PQ New York Inc., which owns the restaurant, on Wednesday also “announced an agreement to sell substantially all of the Le Pain Quotidien Bakery & Restaurant business in the U.S. to Aurify Brands LLC,” the statement (pdf) said.
The firm added that it filed for Chapter 11 bankruptcy in Delaware.
“Concurrently, the company filed a motion requesting approval of the asset purchase agreement with Aurify Brands, which was reached following a robust marketing process,” it added.
The company noted that the COVID-19 pandemic is a reason for why it filed for bankruptcy and is pursuing a sale, noting that its 98 restaurants in the United States were shuttered in March 2020 due to the outbreak. Nearly all of Le Pain Quotidien’s employees were laid off “primarily due to the COVID-19 outbreak,” the firm said.
“The Aurify Brands transaction provides for the reopening of 35 or more of those restaurants to serve LPQ’s loyal customer base. Further, the transaction is expected to create approximately 1,000 jobs, including the rehiring of a number of the company’s former employees at goforward locations,” the statement said. It’s not clear what will happen to the remaining 73 stores.
Started in Belgium in 1990, the company, whose name translates as “the daily bread,” opened its first U.S. location in 1997. It had more than 290 locations around the world at its peak, according to USA Today.

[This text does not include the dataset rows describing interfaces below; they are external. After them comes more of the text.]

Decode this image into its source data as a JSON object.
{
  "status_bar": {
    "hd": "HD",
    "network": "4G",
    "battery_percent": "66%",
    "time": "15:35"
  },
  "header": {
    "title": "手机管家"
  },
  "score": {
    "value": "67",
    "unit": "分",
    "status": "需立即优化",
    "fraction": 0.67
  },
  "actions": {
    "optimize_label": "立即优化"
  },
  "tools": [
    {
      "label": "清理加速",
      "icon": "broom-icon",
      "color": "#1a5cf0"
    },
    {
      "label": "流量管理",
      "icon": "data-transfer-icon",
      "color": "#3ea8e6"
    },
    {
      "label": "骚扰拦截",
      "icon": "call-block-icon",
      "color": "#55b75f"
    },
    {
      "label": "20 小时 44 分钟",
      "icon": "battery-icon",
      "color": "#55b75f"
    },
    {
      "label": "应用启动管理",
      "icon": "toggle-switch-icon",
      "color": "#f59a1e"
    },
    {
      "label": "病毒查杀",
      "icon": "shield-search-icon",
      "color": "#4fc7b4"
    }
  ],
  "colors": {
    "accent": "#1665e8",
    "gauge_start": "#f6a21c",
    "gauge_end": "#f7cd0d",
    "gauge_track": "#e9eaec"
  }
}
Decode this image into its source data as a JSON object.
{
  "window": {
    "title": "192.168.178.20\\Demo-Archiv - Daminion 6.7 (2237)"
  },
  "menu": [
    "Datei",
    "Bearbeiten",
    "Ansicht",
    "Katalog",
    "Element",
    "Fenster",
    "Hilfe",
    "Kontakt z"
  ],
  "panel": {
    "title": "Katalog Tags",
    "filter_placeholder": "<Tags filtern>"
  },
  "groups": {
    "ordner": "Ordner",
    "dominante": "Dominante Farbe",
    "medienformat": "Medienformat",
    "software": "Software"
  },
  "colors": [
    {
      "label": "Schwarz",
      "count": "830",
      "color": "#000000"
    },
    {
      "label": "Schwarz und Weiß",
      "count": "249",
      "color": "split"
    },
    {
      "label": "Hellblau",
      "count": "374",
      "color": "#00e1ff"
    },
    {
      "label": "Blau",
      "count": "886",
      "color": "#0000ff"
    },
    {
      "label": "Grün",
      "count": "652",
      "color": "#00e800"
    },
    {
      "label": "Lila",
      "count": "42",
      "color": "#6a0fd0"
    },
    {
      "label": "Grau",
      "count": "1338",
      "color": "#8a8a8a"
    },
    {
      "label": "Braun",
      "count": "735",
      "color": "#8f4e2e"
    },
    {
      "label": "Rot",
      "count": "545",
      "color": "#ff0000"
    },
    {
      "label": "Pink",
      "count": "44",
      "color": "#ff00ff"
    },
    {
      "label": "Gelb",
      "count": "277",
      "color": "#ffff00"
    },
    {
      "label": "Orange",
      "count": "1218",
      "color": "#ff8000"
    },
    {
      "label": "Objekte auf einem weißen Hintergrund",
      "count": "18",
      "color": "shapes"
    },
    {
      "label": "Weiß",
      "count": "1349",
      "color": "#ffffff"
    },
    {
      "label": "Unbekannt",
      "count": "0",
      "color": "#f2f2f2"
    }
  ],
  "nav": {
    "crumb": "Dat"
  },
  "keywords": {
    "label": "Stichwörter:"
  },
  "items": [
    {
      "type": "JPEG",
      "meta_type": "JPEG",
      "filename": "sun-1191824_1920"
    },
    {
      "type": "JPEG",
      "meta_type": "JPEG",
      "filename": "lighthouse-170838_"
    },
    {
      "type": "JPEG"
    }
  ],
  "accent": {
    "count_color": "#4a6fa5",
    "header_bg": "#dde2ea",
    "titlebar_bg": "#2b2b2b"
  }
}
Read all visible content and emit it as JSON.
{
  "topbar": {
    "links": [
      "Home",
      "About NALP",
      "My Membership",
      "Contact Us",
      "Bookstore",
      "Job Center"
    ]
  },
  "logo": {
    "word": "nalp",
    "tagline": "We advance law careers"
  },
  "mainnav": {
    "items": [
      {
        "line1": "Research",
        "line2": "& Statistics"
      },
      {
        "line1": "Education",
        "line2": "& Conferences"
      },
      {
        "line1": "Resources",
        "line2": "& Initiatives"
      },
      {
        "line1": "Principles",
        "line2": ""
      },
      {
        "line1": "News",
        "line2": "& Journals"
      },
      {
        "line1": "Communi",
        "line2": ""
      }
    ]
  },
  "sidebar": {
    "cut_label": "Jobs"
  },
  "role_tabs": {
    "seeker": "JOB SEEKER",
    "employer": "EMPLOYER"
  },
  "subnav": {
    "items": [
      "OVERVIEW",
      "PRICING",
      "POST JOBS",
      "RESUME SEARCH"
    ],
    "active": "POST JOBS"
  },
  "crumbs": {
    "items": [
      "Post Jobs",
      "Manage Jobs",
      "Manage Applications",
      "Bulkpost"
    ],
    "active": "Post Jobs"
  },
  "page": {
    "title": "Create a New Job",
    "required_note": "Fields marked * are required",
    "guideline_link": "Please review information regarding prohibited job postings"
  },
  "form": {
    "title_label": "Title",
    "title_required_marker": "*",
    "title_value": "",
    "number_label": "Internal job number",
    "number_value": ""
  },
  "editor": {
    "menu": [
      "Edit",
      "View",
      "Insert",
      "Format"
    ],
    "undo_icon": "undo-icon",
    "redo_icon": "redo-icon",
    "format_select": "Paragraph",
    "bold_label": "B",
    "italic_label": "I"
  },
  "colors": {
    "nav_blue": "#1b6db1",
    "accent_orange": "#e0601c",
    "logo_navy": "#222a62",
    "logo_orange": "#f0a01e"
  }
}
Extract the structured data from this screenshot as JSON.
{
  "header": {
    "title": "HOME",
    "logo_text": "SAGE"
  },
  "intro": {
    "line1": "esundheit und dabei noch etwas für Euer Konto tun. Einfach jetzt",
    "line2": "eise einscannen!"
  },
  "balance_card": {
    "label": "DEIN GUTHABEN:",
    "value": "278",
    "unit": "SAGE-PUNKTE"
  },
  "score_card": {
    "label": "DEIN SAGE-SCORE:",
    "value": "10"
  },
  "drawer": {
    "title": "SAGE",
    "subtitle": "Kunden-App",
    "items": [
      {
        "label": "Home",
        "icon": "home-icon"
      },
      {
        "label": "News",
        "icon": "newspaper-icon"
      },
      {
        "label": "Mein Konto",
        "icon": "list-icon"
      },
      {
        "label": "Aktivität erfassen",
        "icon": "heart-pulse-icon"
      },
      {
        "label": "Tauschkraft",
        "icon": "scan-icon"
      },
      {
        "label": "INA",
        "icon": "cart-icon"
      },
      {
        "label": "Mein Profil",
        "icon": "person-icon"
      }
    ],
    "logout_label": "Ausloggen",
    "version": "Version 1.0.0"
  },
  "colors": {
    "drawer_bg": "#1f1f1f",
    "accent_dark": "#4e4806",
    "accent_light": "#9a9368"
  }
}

The bankruptcy filing follows similar moves by other nationwide chains, including JCPenney, Nieman Marcus, Stage Stores, and Tuesday Morning. The firms blamed their financial hardships on the CCP (Chinese Communist Party) virus outbreak.